Questions for ‘Gravity ‘batteries’ might help a weighty renewable-energy problem’

a huge crane-like structure rises into the sky in the valley of a mountain range

In July 2020, the company Energy Vault built this huge “battery” in the Swiss Alps. It releases power — electricity — or stores it by slowly lowering or raising heavy blocks.

Energy Vault

To accompany ‘Gravity ‘batteries’ might help a weighty renewable-energy problem


Before Reading:

  1. List three sources of energy. For each source, identify one problem associated with it. What source or sources of power do you think will be most important in the future? Explain your answer.
  2. In a phone, what part stores energy for later use? Why must this device be recharged? From where might the power for this recharge originate?

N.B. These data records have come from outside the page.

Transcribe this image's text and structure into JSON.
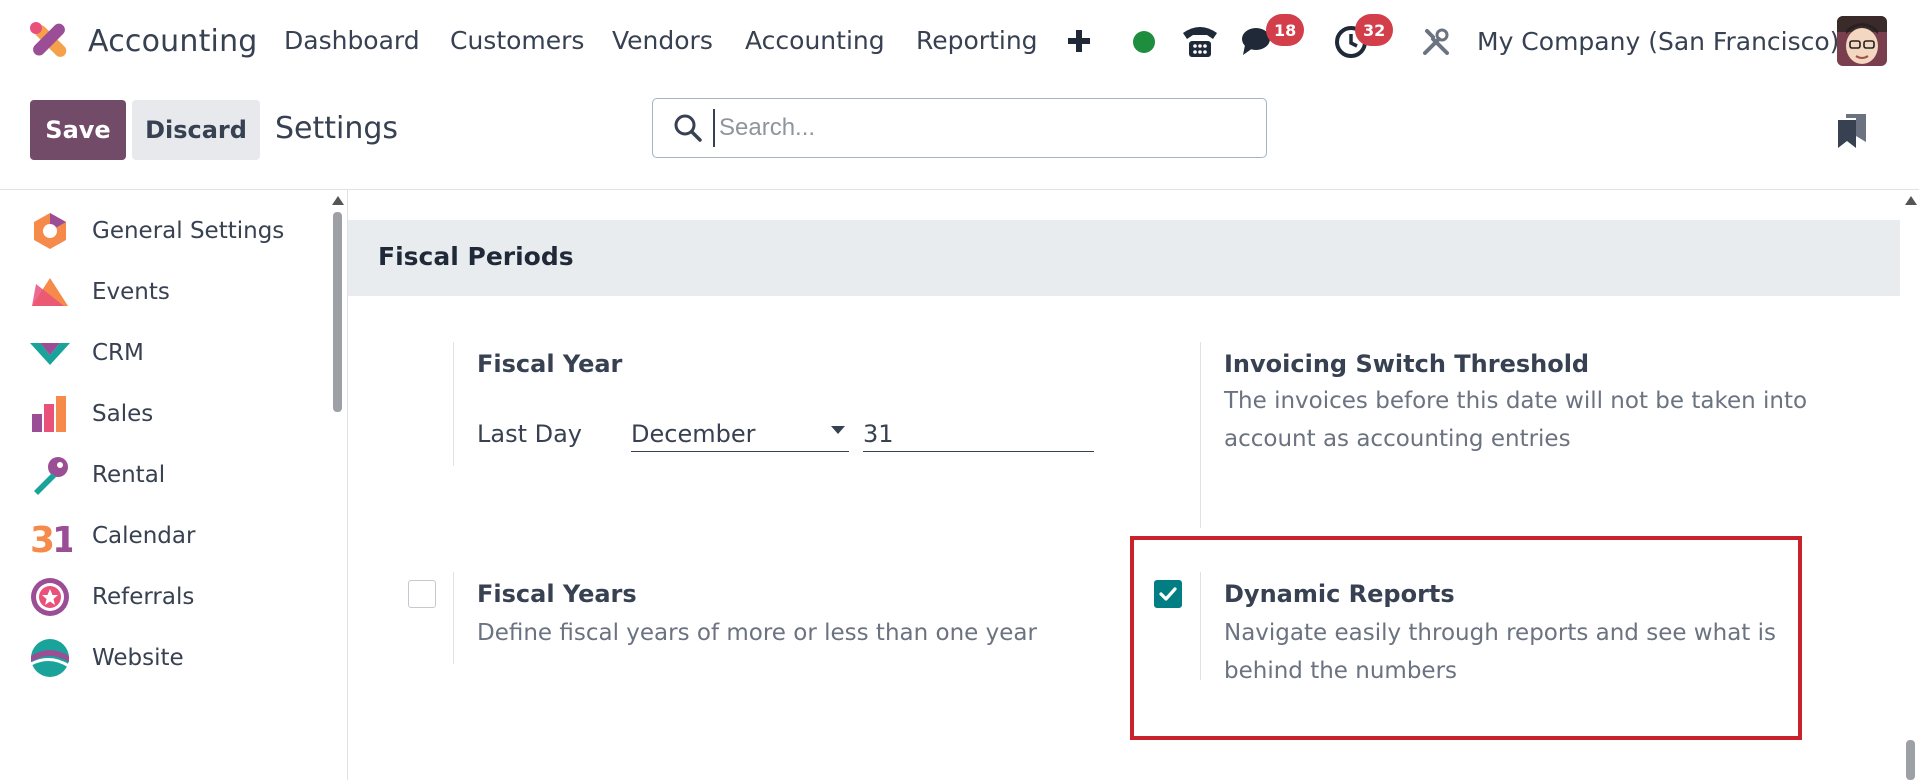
{
  "navbar": {
    "app_name": "Accounting",
    "menu": [
      "Dashboard",
      "Customers",
      "Vendors",
      "Accounting",
      "Reporting"
    ],
    "messages_badge": "18",
    "activities_badge": "32",
    "company": "My Company (San Francisco)",
    "status_color": "#1e8e3e"
  },
  "control": {
    "save_label": "Save",
    "discard_label": "Discard",
    "breadcrumb": "Settings",
    "search_placeholder": "Search..."
  },
  "sidebar": {
    "items": [
      {
        "label": "General Settings",
        "icon": "general-settings-icon"
      },
      {
        "label": "Events",
        "icon": "events-icon"
      },
      {
        "label": "CRM",
        "icon": "crm-icon"
      },
      {
        "label": "Sales",
        "icon": "sales-icon"
      },
      {
        "label": "Rental",
        "icon": "rental-icon"
      },
      {
        "label": "Calendar",
        "icon": "calendar-icon"
      },
      {
        "label": "Referrals",
        "icon": "referrals-icon"
      },
      {
        "label": "Website",
        "icon": "website-icon"
      }
    ]
  },
  "main": {
    "section_title": "Fiscal Periods",
    "fiscal_year": {
      "title": "Fiscal Year",
      "last_day_label": "Last Day",
      "month": "December",
      "day": "31"
    },
    "invoicing_threshold": {
      "title": "Invoicing Switch Threshold",
      "desc_line1": "The invoices before this date will not be taken into",
      "desc_line2": "account as accounting entries"
    },
    "fiscal_years": {
      "title": "Fiscal Years",
      "desc": "Define fiscal years of more or less than one year",
      "checked": false
    },
    "dynamic_reports": {
      "title": "Dynamic Reports",
      "desc_line1": "Navigate easily through reports and see what is",
      "desc_line2": "behind the numbers",
      "checked": true
    }
  }
}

During Reading:

  1. The beginning of the story describes a deep pit in the eastern Czech Republic. What was this pit used for up until 2021? What does Gravitricity hope to use it for?
  2. Describe the objects that Gravitricity plans to suspend from cables over this pit. How will this system generate electricity? 
  3. What does it mean for a gravity storage system to “run in reverse”? Why is it important that this machine be capable of running in reverse? What problem will occur if the machine cannot run in reverse?
  4. What defines an object’s potential energy? What defines an object’s kinetic energy?
  5. Identify one limitation of using solar panels for energy. Identify one limitation of wind power.
  6. Briefly describe a pumped-hydropower system. What part of the system represents the potential energy? What part of the system represents the kinetic energy?
  7. What percentage of energy storage worldwide does hydropower provide?
  8. In what type of terrain does hydropower energy storage work best? 
  9. What is gravity? How does gravity explain why people stay stuck on the planet?
  10. If it works as planned, how many homes would Gravitricity’s Czech Republic machine be able to power for 30 minutes? Based on this time limitation, in what type of situations might gravity-based energy systems be most useful?

After Reading:

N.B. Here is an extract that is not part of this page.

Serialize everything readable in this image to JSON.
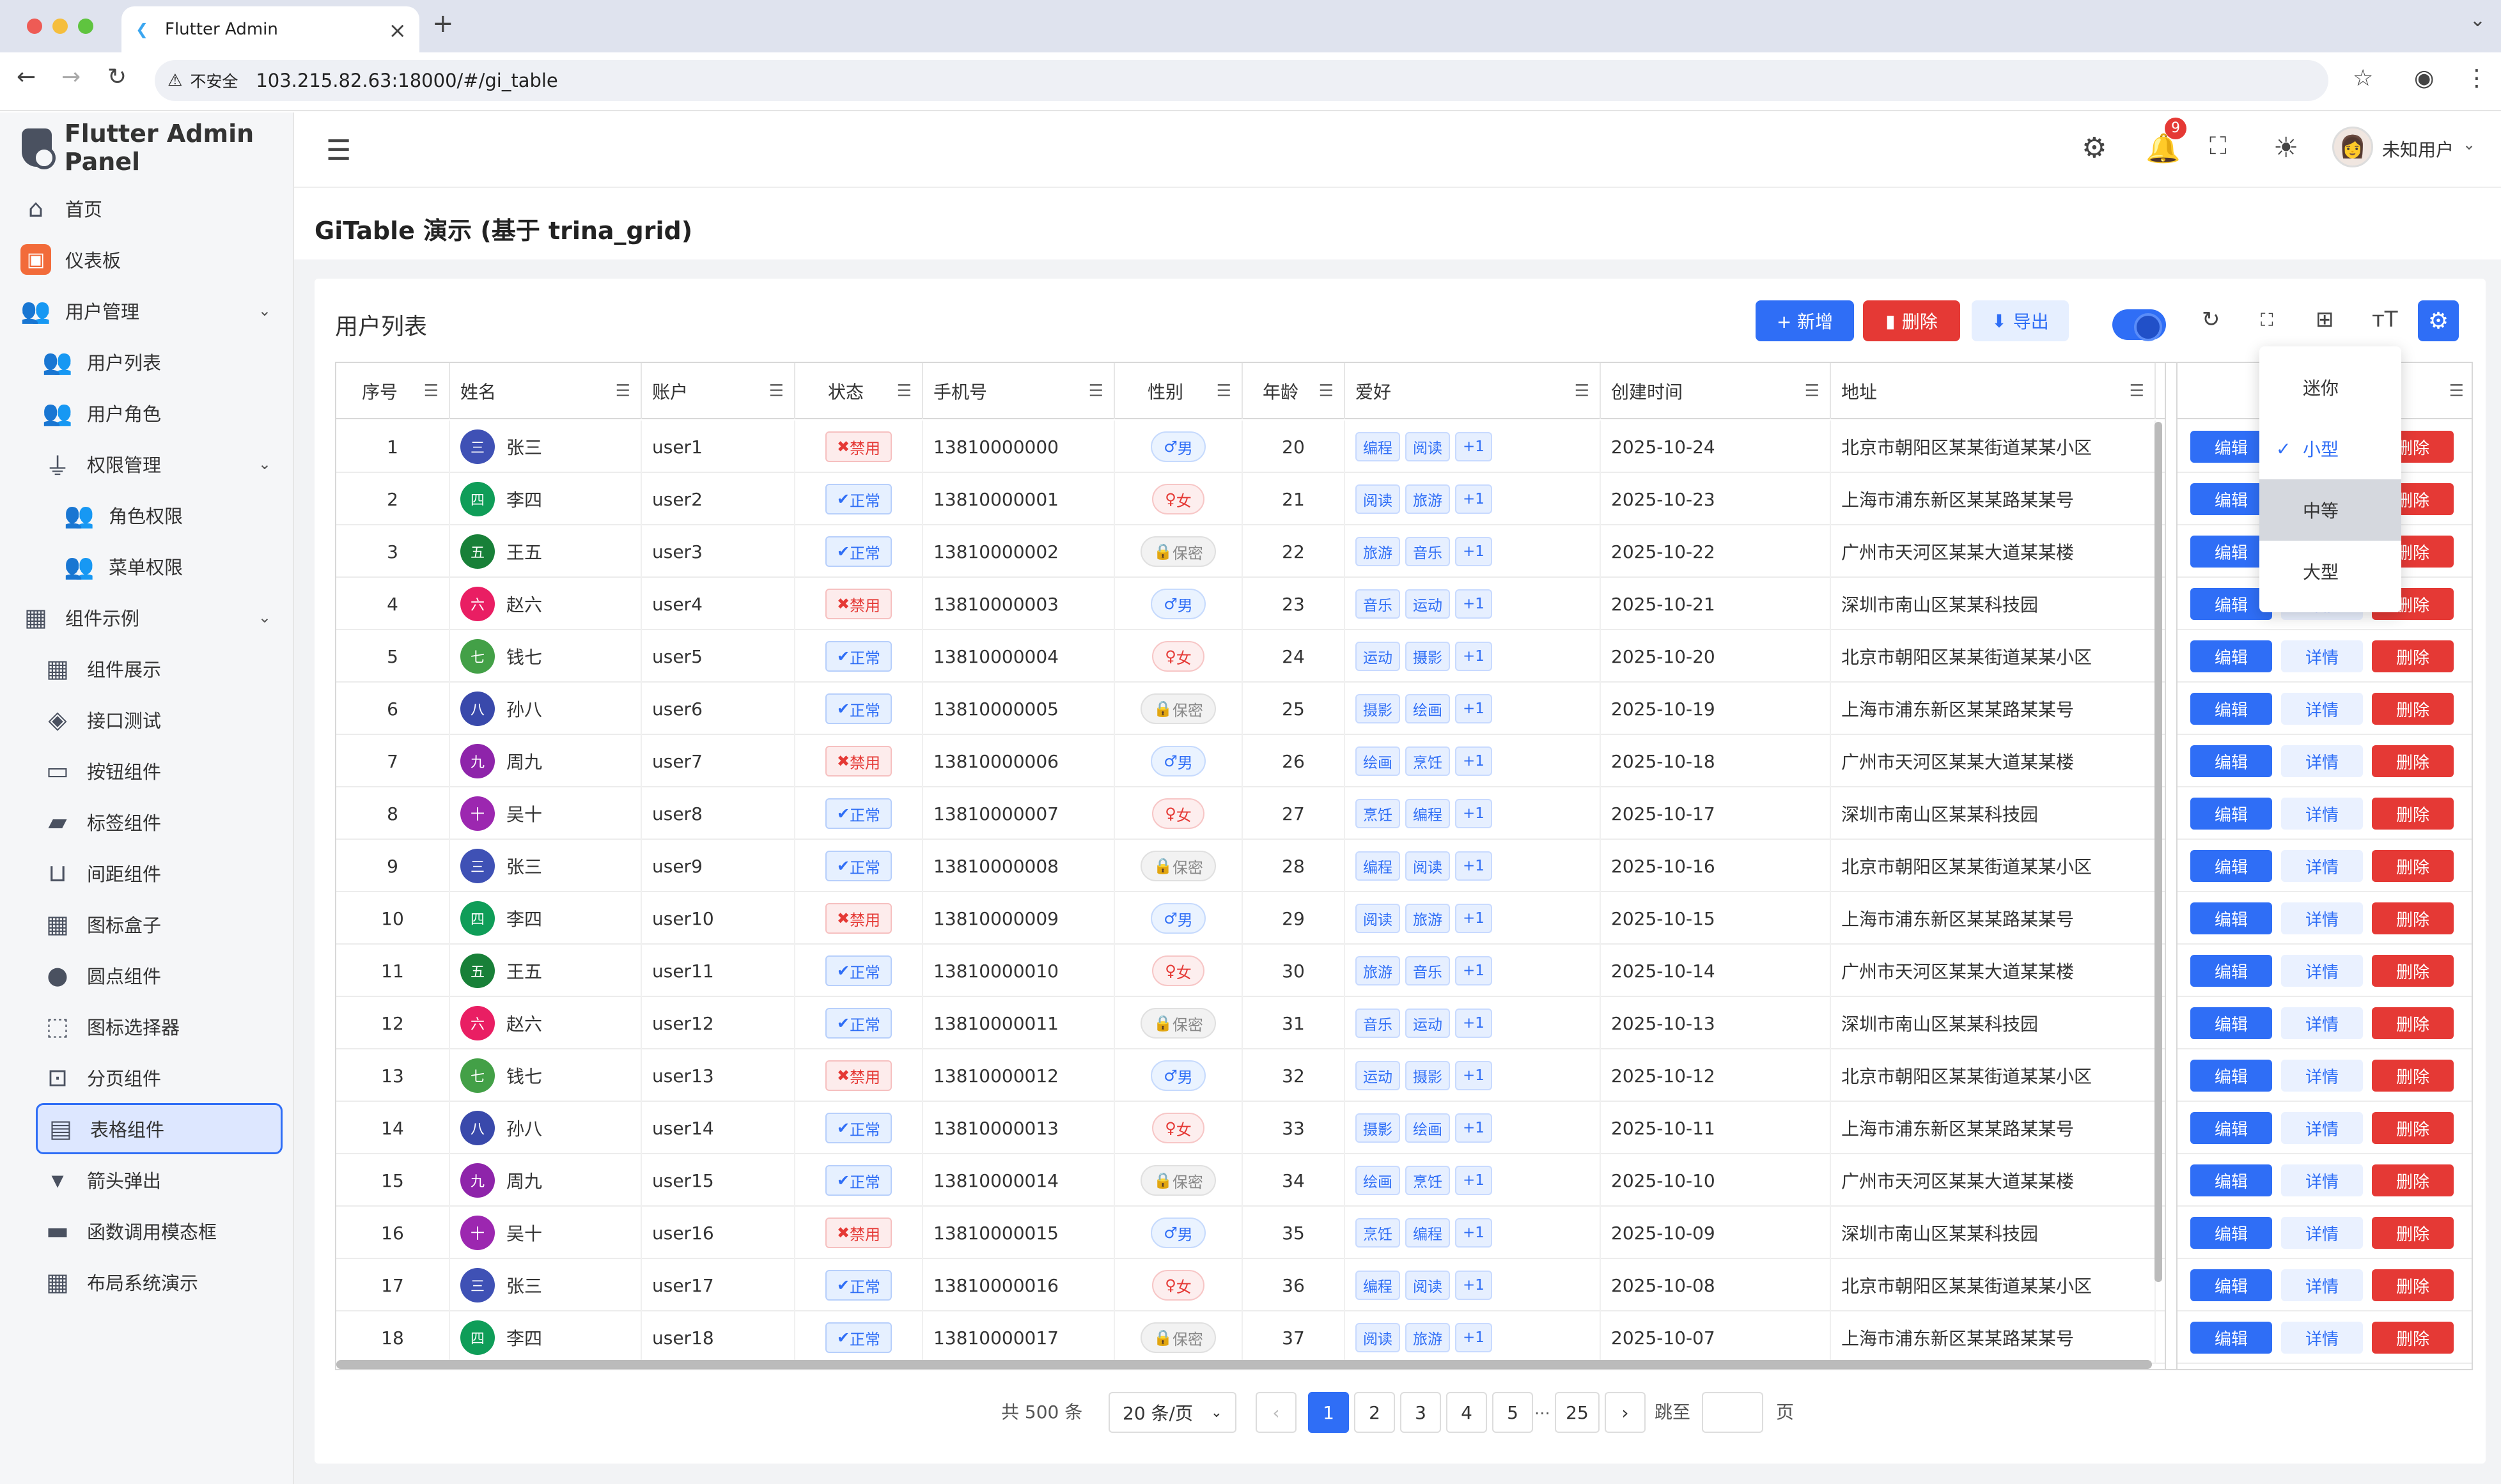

  1. Imagine a near-future world in which humans build a colony on Mars. How important would energy storage be for such a colony? Now consider the fact that Mars has lower gravity than Earth. For example, a rock weighing 100 pounds (45 kilograms) on Earth would weigh only 38 pounds (17 kilograms) on Mars. Based on that, how do you expect the performance of a gravity-based energy-storage system on Mars to differ from an identical system on Earth?
  2. Regarding energy storage, what does Robert Piconi mean when he says there’s no “silver bullet”? What are two ways that engineers and scientists in this story have used unique landscapes or environmental features to store energy?